If you decide to use another rune row besides Armanen for divination, that's perfectly fine too. Just don't fool yourself that it's any more "historical" since runic divination itself is a modern practice, regardless of the rune row used. So long as you at least use culturally valid symbolism and meanings based on what little does survive (the non-Christianized segments of the medieval rune poems, the Hávamál, the Sagas, and the runic root-words of the Germanic tongues themselves) then it's really a matter of which rune system works best for you. Whether you prefer the Armanen system's complete "ready-to-go" set of exoteric, esoteric and reversed meanings, Listian mantras and corresponding Hávamál verses, or some other (equally reconstructed) meanings for the more "traditional" rune rows, any runic divination based in Germanic culture is an equally valid Germanic magickal practice for our present age - just don't forget that it was the Armanen masters who actually started the whole thing (for our era, at least).

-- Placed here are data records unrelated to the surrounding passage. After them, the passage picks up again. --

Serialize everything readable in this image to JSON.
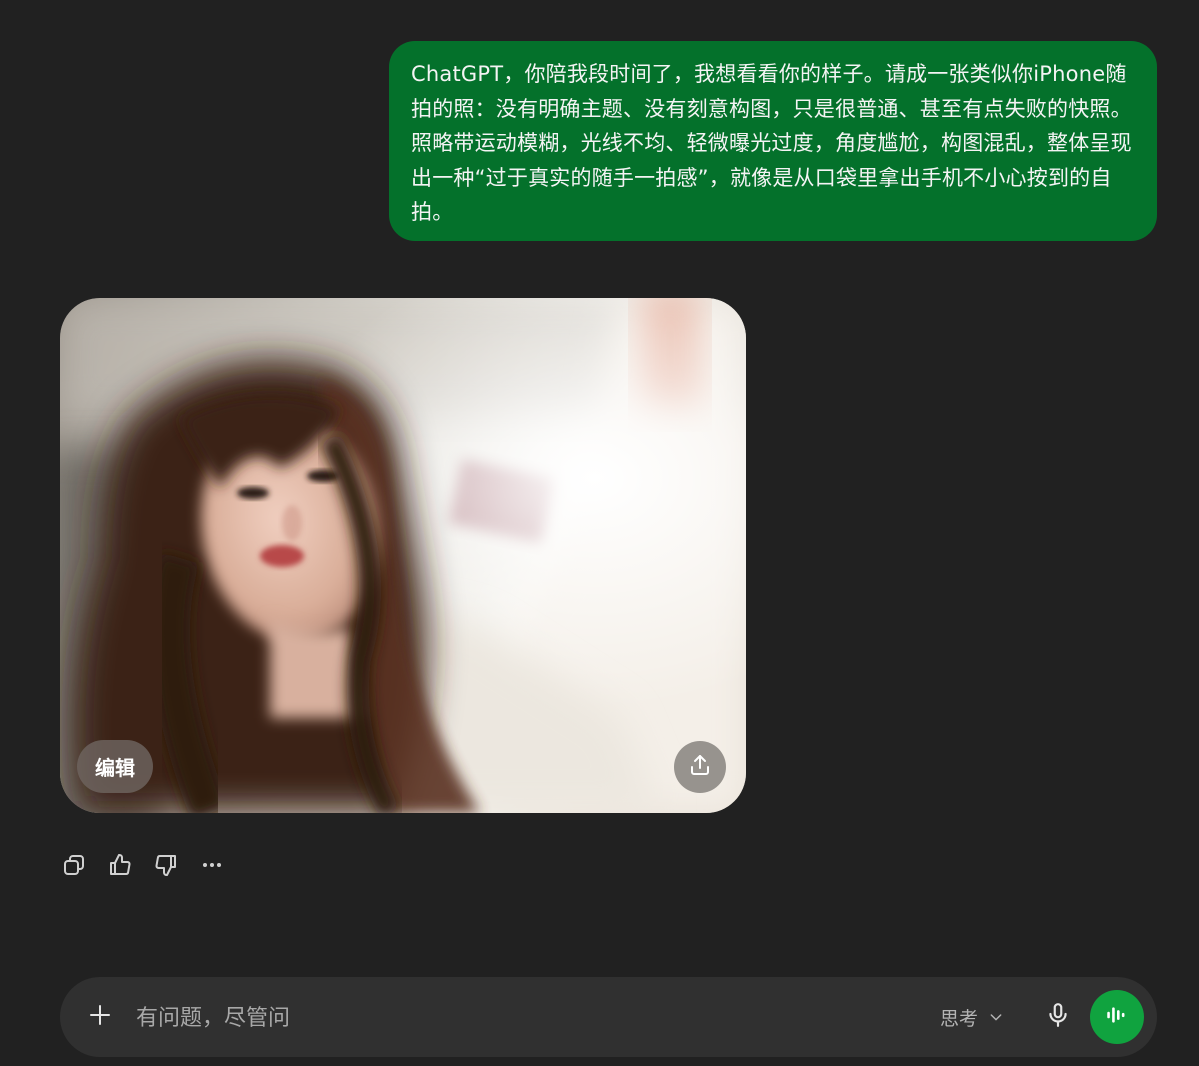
{
  "conversation": {
    "user_message": "ChatGPT，你陪我段时间了，我想看看你的样子。请成一张类似你iPhone随拍的照：没有明确主题、没有刻意构图，只是很普通、甚至有点失败的快照。照略带运动模糊，光线不均、轻微曝光过度，角度尴尬，构图混乱，整体呈现出一种“过于真实的随手一拍感”，就像是从口袋里拿出手机不小心按到的自拍。",
    "image_card": {
      "edit_label": "编辑",
      "share_icon": "share-upload-icon"
    },
    "actions": [
      {
        "name": "copy-button",
        "icon": "copy-icon"
      },
      {
        "name": "thumbs-up-button",
        "icon": "thumbs-up-icon"
      },
      {
        "name": "thumbs-down-button",
        "icon": "thumbs-down-icon"
      },
      {
        "name": "more-button",
        "icon": "more-horizontal-icon"
      }
    ]
  },
  "composer": {
    "placeholder": "有问题，尽管问",
    "value": "",
    "think_label": "思考",
    "plus_icon": "plus-icon",
    "mic_icon": "microphone-icon",
    "voice_icon": "voice-waveform-icon"
  },
  "colors": {
    "background": "#212121",
    "user_bubble": "#04712b",
    "composer": "#303030",
    "voice_button": "#10a33f"
  }
}
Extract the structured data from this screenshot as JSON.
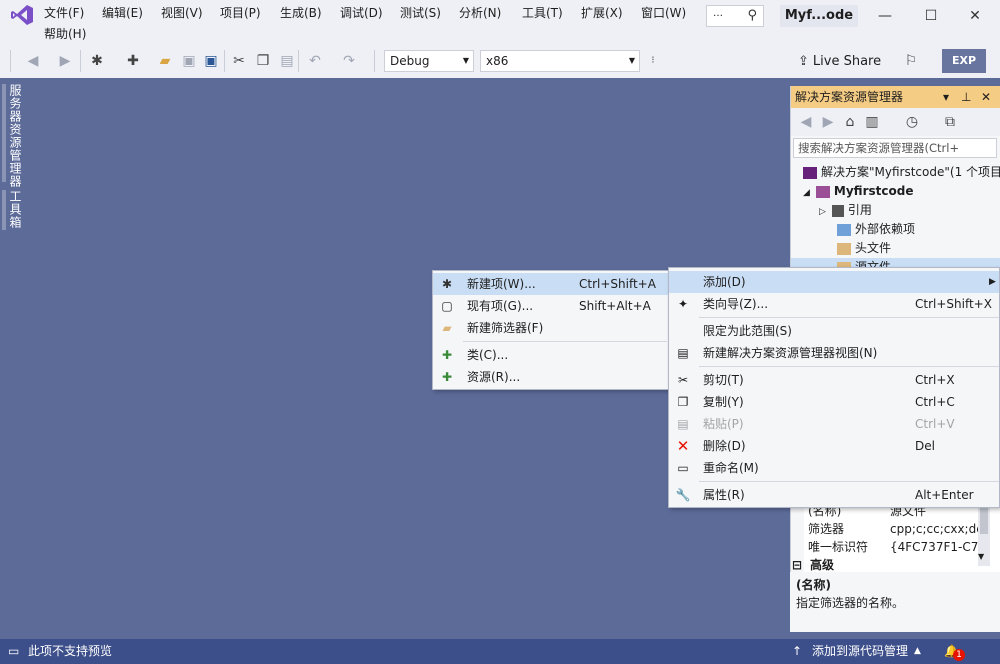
{
  "menu": {
    "items": [
      "文件(F)",
      "编辑(E)",
      "视图(V)",
      "项目(P)",
      "生成(B)",
      "调试(D)",
      "测试(S)",
      "分析(N)",
      "工具(T)",
      "扩展(X)",
      "窗口(W)",
      "帮助(H)"
    ],
    "solution_badge": "Myf...ode"
  },
  "toolbar": {
    "config": "Debug",
    "platform": "x86",
    "live_share": "Live Share",
    "exp": "EXP"
  },
  "left_tabs": [
    "服务器资源管理器",
    "工具箱"
  ],
  "solution_explorer": {
    "title": "解决方案资源管理器",
    "search_placeholder": "搜索解决方案资源管理器(Ctrl+",
    "tree": [
      {
        "label": "解决方案\"Myfirstcode\"(1 个项目"
      },
      {
        "label": "Myfirstcode"
      },
      {
        "label": "引用"
      },
      {
        "label": "外部依赖项"
      },
      {
        "label": "头文件"
      },
      {
        "label": "源文件"
      }
    ]
  },
  "properties": {
    "rows": [
      {
        "key": "(名称)",
        "value": "源文件"
      },
      {
        "key": "筛选器",
        "value": "cpp;c;cc;cxx;de"
      },
      {
        "key": "唯一标识符",
        "value": "{4FC737F1-C7A"
      }
    ],
    "section": "高级",
    "desc_title": "(名称)",
    "desc_text": "指定筛选器的名称。"
  },
  "submenu": {
    "items": [
      {
        "label": "新建项(W)...",
        "shortcut": "Ctrl+Shift+A",
        "icon": "new-item-icon"
      },
      {
        "label": "现有项(G)...",
        "shortcut": "Shift+Alt+A",
        "icon": "existing-item-icon"
      },
      {
        "label": "新建筛选器(F)",
        "shortcut": "",
        "icon": "new-filter-icon"
      },
      {
        "label": "类(C)...",
        "shortcut": "",
        "icon": "class-icon"
      },
      {
        "label": "资源(R)...",
        "shortcut": "",
        "icon": "resource-icon"
      }
    ]
  },
  "context_menu": {
    "items": [
      {
        "label": "添加(D)",
        "shortcut": ""
      },
      {
        "label": "类向导(Z)...",
        "shortcut": "Ctrl+Shift+X"
      },
      {
        "label": "限定为此范围(S)",
        "shortcut": ""
      },
      {
        "label": "新建解决方案资源管理器视图(N)",
        "shortcut": ""
      },
      {
        "label": "剪切(T)",
        "shortcut": "Ctrl+X"
      },
      {
        "label": "复制(Y)",
        "shortcut": "Ctrl+C"
      },
      {
        "label": "粘贴(P)",
        "shortcut": "Ctrl+V"
      },
      {
        "label": "删除(D)",
        "shortcut": "Del"
      },
      {
        "label": "重命名(M)",
        "shortcut": ""
      },
      {
        "label": "属性(R)",
        "shortcut": "Alt+Enter"
      }
    ]
  },
  "status": {
    "left": "此项不支持预览",
    "source_control": "添加到源代码管理",
    "notification_count": "1"
  },
  "colors": {
    "workspace": "#5d6b99",
    "menu_highlight": "#c9def5",
    "statusbar": "#3d4f8a",
    "panel_header": "#f5cc84",
    "delete_red": "#e51400"
  }
}
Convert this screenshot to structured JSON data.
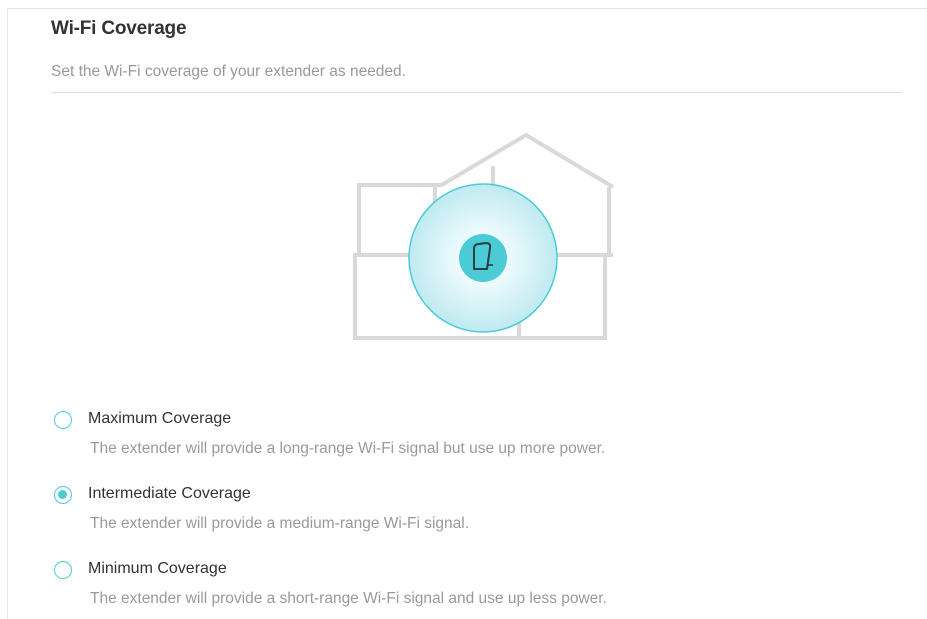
{
  "section": {
    "title": "Wi-Fi Coverage",
    "subtitle": "Set the Wi-Fi coverage of your extender as needed."
  },
  "illustration": {
    "house_icon": "house-outline-icon",
    "extender_icon": "extender-device-icon",
    "coverage_color": "#4acbd6"
  },
  "options": [
    {
      "label": "Maximum Coverage",
      "description": "The extender will provide a long-range Wi-Fi signal but use up more power.",
      "selected": false
    },
    {
      "label": "Intermediate Coverage",
      "description": "The extender will provide a medium-range Wi-Fi signal.",
      "selected": true
    },
    {
      "label": "Minimum Coverage",
      "description": "The extender will provide a short-range Wi-Fi signal and use up less power.",
      "selected": false
    }
  ],
  "colors": {
    "accent": "#4acbd6",
    "title_text": "#333333",
    "muted_text": "#999999"
  }
}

And it's a heck of a lot better than following the misleading and confused “every rune means everything” BS that pop-spirituality charlatans try to pass off as “ancient and authentic” by hiding behind the “Elder” Futhark and using it as a cover to justify nearly anything their whims can cook up.